Everything in the listing below must be set down again exactly.

** Material for this task **
◆ ◆ ◆ ◆
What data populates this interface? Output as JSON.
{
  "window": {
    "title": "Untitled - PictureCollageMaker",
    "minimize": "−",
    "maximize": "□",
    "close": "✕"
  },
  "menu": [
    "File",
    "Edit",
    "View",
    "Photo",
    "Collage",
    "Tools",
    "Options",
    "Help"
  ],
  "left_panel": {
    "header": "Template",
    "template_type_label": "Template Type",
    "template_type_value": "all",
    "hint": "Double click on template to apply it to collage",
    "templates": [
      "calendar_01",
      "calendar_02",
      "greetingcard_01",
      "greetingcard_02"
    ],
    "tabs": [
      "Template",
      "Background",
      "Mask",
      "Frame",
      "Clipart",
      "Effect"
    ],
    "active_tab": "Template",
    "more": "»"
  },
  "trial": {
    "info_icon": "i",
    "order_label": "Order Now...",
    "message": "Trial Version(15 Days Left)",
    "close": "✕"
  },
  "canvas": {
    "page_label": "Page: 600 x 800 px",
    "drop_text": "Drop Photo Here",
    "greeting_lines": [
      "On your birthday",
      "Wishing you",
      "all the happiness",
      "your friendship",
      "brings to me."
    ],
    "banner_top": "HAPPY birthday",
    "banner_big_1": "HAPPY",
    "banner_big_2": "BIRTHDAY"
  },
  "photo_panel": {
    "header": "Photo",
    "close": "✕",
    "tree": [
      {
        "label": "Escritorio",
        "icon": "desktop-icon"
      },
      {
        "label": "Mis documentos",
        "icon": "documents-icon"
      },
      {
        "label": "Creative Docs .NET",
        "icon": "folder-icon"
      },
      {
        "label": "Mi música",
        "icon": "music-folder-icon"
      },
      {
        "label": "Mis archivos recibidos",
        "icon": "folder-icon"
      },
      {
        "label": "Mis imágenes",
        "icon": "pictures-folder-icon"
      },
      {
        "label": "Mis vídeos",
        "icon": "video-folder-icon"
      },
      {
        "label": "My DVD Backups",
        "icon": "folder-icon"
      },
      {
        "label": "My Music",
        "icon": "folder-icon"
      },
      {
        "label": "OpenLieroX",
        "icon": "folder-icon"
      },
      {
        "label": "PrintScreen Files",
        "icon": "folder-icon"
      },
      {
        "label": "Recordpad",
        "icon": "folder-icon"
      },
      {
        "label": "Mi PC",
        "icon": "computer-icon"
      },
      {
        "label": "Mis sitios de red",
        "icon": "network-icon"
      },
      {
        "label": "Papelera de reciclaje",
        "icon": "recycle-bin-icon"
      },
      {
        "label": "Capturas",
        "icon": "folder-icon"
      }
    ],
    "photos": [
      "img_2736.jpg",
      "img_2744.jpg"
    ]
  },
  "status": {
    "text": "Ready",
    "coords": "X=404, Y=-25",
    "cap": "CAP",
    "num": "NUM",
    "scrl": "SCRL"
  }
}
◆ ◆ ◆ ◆
** Answer to this task **
What data populates this interface? Output as JSON.
{
  "window": {
    "title": "Untitled - PictureCollageMaker",
    "minimize": "−",
    "maximize": "□",
    "close": "✕"
  },
  "menu": [
    "File",
    "Edit",
    "View",
    "Photo",
    "Collage",
    "Tools",
    "Options",
    "Help"
  ],
  "left_panel": {
    "header": "Template",
    "template_type_label": "Template Type",
    "template_type_value": "all",
    "hint": "Double click on template to apply it to collage",
    "templates": [
      "calendar_01",
      "calendar_02",
      "greetingcard_01",
      "greetingcard_02"
    ],
    "tabs": [
      "Template",
      "Background",
      "Mask",
      "Frame",
      "Clipart",
      "Effect"
    ],
    "active_tab": "Template",
    "more": "»"
  },
  "trial": {
    "info_icon": "i",
    "order_label": "Order Now...",
    "message": "Trial Version(15 Days Left)",
    "close": "✕"
  },
  "canvas": {
    "page_label": "Page: 600 x 800 px",
    "drop_text": "Drop Photo Here",
    "greeting_lines": [
      "On your birthday",
      "Wishing you",
      "all the happiness",
      "your friendship",
      "brings to me."
    ],
    "banner_top": "HAPPY birthday",
    "banner_big_1": "HAPPY",
    "banner_big_2": "BIRTHDAY"
  },
  "photo_panel": {
    "header": "Photo",
    "close": "✕",
    "tree": [
      {
        "label": "Escritorio",
        "icon": "desktop-icon"
      },
      {
        "label": "Mis documentos",
        "icon": "documents-icon"
      },
      {
        "label": "Creative Docs .NET",
        "icon": "folder-icon"
      },
      {
        "label": "Mi música",
        "icon": "music-folder-icon"
      },
      {
        "label": "Mis archivos recibidos",
        "icon": "folder-icon"
      },
      {
        "label": "Mis imágenes",
        "icon": "pictures-folder-icon"
      },
      {
        "label": "Mis vídeos",
        "icon": "video-folder-icon"
      },
      {
        "label": "My DVD Backups",
        "icon": "folder-icon"
      },
      {
        "label": "My Music",
        "icon": "folder-icon"
      },
      {
        "label": "OpenLieroX",
        "icon": "folder-icon"
      },
      {
        "label": "PrintScreen Files",
        "icon": "folder-icon"
      },
      {
        "label": "Recordpad",
        "icon": "folder-icon"
      },
      {
        "label": "Mi PC",
        "icon": "computer-icon"
      },
      {
        "label": "Mis sitios de red",
        "icon": "network-icon"
      },
      {
        "label": "Papelera de reciclaje",
        "icon": "recycle-bin-icon"
      },
      {
        "label": "Capturas",
        "icon": "folder-icon"
      }
    ],
    "photos": [
      "img_2736.jpg",
      "img_2744.jpg"
    ]
  },
  "status": {
    "text": "Ready",
    "coords": "X=404, Y=-25",
    "cap": "CAP",
    "num": "NUM",
    "scrl": "SCRL"
  }
}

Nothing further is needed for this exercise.